Why Teaching Mindfulness Benefits Students’ Learning

Age of Distraction: Why It’s Crucial for Students to Learn to Focus. Digital classroom tools like computers, tablets and smartphones offer exciting opportunities to deepen learning through creativity, collaboration and connection, but those very devices can also be distracting to students.

Age of Distraction: Why It’s Crucial for Students to Learn to Focus

Similarly, parents complain that when students are required to complete homework assignments online, it’s a challenge for students to remain on task. The ubiquity of digital technology in all realms of life isn’t going away, but if students don’t learn how to concentrate and shut out distractions, research shows they’ll have a much harder time succeeding in almost every area. “The real message is because attention is under siege more than it has ever been in human history, we have more distractions than ever before, we have to be more focused on cultivating the skills of attention,” said Daniel Goleman, a psychologist and author of Focus: The Hidden Driver of Excellence and other books about social and emotional learning on KQED’s Forum program.

The Myth Of Multitasking. Up next, we'll be focusing on you and your true love - your smartphone.

The Myth Of Multitasking

Think about it. Are you lost without it? Inconsolable if the two of you are separated? Willing to walk into a lamppost rather than look up while texting? Is it the object of your desire? And your romance is about to be taken to a new level. Now the two of you need never be separated for even one moment.
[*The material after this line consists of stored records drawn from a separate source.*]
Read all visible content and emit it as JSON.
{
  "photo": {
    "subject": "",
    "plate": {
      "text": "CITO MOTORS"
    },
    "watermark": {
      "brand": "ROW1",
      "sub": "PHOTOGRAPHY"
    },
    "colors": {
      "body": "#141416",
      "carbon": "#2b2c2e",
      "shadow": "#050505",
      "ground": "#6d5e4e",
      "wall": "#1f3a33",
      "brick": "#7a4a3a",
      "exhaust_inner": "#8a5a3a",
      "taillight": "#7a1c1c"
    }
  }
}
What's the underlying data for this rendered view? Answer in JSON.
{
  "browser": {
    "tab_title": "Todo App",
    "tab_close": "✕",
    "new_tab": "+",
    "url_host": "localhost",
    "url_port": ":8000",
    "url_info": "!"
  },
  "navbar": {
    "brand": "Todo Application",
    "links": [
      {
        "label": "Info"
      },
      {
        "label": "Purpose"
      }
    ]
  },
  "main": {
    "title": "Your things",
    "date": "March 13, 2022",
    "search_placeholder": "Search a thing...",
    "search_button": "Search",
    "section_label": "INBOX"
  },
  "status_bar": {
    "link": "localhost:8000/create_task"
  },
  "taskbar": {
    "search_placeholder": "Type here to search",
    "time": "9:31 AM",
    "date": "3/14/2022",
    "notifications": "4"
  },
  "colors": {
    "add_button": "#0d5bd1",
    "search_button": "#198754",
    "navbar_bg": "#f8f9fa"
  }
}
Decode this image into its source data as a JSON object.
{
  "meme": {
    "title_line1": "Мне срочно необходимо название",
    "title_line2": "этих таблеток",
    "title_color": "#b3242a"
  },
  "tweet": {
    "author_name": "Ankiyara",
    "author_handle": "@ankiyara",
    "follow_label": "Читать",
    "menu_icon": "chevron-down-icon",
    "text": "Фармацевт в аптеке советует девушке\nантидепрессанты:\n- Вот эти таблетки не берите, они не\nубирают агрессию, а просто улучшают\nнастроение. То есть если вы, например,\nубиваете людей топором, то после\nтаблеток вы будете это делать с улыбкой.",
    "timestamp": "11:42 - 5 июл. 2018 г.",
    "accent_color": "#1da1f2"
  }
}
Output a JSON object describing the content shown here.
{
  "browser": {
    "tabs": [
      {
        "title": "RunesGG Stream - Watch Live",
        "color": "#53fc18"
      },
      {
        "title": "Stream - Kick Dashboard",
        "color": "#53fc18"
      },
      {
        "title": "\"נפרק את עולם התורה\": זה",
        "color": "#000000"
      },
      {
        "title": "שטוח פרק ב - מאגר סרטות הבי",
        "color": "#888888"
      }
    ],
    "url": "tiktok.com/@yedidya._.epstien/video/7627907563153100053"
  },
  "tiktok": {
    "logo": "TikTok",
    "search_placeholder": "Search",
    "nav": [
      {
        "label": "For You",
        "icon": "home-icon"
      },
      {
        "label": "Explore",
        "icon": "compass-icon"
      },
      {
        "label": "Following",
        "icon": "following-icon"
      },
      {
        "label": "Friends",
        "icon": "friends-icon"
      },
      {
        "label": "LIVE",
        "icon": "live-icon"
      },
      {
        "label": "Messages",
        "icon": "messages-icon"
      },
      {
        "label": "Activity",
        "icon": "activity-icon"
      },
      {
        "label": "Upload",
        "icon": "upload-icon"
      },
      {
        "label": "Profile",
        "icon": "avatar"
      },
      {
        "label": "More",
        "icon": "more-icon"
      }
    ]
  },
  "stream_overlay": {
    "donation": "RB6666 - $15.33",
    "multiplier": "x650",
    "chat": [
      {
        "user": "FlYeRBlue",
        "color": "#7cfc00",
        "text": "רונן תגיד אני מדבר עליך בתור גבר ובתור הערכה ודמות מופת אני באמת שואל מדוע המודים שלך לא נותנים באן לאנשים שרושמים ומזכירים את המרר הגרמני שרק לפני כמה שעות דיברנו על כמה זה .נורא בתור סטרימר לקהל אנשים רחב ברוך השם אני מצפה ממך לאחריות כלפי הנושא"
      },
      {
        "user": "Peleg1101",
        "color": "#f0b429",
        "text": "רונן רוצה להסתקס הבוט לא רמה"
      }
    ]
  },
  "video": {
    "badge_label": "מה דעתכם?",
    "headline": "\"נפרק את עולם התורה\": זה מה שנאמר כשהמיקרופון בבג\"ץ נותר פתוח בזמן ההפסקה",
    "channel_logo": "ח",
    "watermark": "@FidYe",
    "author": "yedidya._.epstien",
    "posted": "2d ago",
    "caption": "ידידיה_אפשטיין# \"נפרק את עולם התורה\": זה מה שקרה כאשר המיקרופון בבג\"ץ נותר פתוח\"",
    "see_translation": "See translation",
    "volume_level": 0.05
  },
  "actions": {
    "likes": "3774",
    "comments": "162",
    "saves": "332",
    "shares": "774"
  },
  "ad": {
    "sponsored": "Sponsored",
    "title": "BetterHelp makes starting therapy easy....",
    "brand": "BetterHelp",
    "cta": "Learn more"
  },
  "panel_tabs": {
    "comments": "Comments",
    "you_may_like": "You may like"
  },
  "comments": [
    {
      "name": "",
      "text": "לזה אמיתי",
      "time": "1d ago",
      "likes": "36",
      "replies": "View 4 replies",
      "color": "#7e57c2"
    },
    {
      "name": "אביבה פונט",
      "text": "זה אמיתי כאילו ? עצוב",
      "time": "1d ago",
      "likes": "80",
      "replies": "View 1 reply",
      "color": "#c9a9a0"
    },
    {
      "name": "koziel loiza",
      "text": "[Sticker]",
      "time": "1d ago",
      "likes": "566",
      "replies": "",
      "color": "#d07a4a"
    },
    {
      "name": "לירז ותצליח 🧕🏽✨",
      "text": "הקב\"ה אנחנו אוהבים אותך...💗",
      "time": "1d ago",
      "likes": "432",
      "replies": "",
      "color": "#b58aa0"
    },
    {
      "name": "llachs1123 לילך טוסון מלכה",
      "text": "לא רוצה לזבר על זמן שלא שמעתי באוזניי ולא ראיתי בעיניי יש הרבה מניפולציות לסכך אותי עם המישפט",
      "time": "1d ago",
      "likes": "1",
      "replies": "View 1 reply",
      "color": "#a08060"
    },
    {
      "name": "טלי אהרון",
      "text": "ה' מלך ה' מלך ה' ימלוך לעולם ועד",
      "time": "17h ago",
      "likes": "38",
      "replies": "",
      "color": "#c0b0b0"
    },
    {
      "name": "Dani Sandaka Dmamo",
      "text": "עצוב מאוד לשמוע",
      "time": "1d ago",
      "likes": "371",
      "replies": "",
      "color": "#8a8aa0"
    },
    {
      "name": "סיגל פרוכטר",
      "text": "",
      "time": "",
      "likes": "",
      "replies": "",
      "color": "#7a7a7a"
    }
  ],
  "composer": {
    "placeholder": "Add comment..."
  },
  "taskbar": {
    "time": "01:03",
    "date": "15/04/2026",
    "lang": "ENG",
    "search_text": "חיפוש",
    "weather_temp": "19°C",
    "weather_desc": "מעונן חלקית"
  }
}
My next guest says our technology-addicted lifestyle and our nonstop multitasking may be affecting our ability to concentrate, manage our emotions, even think creatively. DR. FLATOW: Excuse me for my cough. NASS: I'm fearful and optimistic. FLATOW: How distracted are we today? NASS: Remarkably so. FLATOW: I'm Ira Flatow. Ethz.ch/wp-content/blogs.dir/1318/files/2012/03/Multi-tasking.pdf. Schoolsites.schoolworld.com/schools/Cheltenham/webpages/cmanser/files/attached to technology and paying a price2.pdf.